START Supplied records

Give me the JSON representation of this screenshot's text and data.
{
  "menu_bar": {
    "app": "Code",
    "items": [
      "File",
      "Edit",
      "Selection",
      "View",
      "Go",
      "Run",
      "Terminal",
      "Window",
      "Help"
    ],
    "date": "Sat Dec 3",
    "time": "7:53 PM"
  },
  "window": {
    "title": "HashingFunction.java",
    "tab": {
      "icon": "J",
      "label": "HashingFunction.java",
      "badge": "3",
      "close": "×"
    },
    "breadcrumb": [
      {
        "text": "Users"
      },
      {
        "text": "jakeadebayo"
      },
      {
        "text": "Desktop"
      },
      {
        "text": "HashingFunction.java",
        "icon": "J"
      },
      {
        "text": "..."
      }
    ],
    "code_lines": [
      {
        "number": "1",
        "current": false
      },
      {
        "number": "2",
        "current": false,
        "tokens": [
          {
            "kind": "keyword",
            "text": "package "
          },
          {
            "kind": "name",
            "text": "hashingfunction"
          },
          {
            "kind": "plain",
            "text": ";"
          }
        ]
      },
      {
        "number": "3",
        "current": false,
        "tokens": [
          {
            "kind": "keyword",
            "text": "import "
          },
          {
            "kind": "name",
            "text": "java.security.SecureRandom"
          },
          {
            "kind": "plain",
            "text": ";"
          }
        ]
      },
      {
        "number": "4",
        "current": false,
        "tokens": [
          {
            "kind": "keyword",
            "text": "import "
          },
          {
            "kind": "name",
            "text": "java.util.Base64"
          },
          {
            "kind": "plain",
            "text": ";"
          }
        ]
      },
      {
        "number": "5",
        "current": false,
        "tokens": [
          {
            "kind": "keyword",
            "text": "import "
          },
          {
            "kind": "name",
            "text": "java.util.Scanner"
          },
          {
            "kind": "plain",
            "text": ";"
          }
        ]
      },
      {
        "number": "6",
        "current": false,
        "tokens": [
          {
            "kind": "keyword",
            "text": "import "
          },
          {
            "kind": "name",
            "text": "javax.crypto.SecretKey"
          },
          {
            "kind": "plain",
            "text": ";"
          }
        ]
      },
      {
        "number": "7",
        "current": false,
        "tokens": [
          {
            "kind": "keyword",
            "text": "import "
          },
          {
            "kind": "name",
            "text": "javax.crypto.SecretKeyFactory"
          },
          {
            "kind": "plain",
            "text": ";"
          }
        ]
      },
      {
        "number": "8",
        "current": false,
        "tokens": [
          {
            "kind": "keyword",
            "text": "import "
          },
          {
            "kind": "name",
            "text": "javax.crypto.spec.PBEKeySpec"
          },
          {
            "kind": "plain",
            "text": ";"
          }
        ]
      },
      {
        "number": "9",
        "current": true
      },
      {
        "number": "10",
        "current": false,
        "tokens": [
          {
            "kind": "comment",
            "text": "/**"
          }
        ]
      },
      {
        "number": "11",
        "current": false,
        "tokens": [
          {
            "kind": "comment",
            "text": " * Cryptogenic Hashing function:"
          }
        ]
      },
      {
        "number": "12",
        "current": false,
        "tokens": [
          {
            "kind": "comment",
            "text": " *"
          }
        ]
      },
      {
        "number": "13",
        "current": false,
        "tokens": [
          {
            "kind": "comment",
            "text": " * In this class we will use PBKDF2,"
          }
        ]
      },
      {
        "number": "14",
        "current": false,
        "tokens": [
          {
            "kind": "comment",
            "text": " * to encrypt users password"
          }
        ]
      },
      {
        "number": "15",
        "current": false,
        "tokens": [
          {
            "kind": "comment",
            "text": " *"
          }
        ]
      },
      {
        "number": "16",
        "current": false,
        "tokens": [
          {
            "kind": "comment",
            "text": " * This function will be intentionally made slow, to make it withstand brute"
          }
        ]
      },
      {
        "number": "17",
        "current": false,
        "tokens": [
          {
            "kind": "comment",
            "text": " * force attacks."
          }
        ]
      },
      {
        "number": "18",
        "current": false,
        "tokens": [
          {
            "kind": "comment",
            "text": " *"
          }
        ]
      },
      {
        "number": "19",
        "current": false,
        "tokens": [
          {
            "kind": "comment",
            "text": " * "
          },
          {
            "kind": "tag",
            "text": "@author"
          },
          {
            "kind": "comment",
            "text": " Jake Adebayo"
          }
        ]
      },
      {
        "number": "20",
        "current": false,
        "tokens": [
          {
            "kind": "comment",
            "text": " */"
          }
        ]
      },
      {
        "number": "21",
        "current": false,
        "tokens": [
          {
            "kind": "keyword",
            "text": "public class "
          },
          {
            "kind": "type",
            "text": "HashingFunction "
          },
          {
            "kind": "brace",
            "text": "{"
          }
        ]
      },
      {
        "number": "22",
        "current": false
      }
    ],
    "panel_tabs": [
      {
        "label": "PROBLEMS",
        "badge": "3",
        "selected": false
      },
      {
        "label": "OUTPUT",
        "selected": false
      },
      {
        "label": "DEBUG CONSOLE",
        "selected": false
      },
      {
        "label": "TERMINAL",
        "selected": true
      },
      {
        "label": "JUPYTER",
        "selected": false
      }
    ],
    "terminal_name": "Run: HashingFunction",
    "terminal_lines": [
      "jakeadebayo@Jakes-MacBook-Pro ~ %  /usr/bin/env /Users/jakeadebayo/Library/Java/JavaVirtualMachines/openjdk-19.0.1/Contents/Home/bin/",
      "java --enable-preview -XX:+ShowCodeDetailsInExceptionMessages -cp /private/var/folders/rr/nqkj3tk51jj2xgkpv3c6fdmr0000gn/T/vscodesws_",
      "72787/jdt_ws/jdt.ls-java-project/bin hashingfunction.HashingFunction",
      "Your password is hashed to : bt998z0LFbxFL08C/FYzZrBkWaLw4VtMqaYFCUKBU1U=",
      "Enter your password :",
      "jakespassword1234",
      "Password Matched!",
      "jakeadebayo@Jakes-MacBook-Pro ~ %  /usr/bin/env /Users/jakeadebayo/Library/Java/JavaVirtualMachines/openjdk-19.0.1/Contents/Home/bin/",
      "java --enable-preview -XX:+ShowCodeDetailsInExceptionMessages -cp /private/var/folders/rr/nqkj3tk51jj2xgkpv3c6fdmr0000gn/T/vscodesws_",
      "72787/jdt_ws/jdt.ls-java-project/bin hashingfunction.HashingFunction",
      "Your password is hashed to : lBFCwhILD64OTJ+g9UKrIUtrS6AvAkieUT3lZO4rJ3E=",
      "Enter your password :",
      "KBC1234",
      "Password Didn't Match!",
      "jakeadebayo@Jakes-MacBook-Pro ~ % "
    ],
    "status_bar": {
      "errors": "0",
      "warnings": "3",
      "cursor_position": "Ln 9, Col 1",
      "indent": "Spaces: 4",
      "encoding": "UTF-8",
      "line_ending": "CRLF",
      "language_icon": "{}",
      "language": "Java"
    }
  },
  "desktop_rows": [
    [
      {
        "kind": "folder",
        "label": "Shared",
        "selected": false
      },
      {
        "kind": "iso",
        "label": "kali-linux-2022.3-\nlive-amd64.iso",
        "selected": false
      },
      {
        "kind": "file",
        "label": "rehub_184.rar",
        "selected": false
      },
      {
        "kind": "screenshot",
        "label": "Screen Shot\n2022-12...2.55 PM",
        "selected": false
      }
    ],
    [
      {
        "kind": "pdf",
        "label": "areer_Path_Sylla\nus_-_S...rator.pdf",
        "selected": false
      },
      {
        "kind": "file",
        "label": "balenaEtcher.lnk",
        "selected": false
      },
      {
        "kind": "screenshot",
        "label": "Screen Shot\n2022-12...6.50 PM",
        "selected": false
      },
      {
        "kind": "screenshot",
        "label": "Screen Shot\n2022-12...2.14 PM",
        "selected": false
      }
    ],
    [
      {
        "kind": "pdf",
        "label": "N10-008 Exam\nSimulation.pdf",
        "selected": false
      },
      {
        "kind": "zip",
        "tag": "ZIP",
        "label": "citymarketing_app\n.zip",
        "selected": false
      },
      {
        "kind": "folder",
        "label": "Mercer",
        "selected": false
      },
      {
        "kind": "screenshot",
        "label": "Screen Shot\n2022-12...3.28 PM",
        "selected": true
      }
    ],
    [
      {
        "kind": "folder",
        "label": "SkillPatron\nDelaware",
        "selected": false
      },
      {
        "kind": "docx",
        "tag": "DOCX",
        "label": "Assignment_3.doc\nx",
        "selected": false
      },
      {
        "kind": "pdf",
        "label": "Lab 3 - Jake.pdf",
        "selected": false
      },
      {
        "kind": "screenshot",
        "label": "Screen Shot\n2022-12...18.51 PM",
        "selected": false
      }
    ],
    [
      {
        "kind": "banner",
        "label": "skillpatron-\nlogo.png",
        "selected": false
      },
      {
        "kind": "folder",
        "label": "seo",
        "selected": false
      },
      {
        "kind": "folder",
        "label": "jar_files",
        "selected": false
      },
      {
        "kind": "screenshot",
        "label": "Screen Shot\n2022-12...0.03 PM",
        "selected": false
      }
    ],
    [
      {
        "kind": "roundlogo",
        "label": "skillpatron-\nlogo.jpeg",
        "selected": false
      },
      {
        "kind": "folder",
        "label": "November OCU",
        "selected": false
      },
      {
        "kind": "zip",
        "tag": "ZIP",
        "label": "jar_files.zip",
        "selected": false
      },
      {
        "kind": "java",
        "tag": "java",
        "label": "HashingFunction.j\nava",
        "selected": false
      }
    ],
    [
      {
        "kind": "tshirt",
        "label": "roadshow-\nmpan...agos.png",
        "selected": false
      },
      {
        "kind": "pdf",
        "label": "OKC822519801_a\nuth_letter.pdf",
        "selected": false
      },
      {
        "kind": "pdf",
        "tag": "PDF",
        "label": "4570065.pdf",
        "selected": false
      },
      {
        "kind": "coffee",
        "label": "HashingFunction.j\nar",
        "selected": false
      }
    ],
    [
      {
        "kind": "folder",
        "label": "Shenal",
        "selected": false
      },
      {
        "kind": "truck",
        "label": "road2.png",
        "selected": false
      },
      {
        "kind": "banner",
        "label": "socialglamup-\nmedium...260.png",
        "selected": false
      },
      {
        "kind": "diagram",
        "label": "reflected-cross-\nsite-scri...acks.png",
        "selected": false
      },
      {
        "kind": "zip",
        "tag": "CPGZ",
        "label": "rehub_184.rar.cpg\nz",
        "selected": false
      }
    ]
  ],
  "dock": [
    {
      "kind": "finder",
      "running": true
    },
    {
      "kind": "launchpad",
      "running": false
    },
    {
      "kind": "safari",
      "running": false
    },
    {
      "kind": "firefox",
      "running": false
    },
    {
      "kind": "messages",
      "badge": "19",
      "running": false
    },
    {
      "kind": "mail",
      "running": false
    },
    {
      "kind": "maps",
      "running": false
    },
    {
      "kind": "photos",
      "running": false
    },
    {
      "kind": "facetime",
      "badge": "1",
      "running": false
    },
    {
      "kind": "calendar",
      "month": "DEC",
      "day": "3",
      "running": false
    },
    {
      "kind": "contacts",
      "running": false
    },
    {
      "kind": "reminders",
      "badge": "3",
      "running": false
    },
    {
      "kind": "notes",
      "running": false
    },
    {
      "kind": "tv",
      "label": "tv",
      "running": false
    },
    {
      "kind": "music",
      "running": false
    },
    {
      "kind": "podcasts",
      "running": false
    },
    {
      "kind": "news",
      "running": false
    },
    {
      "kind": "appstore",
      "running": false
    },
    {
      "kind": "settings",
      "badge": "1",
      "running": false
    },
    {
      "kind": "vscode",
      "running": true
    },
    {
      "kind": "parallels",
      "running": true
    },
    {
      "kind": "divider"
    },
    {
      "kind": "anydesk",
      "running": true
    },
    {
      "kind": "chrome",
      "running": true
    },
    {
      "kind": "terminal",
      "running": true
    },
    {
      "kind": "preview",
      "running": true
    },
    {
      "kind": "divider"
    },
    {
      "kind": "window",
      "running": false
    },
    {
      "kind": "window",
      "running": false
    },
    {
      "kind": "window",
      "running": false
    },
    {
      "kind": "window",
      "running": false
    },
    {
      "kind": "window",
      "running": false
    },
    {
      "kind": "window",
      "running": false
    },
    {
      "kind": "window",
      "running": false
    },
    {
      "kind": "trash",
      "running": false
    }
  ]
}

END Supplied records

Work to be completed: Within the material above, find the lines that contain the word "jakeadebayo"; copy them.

Solution to this problem:
        "text": "jakeadebayo"
      "jakeadebayo@Jakes-MacBook-Pro ~ %  /usr/bin/env /Users/jakeadebayo/Library/Java/JavaVirtualMachines/openjdk-19.0.1/Contents/Home/bin/",
      "jakeadebayo@Jakes-MacBook-Pro ~ %  /usr/bin/env /Users/jakeadebayo/Library/Java/JavaVirtualMachines/openjdk-19.0.1/Contents/Home/bin/",
      "jakeadebayo@Jakes-MacBook-Pro ~ % "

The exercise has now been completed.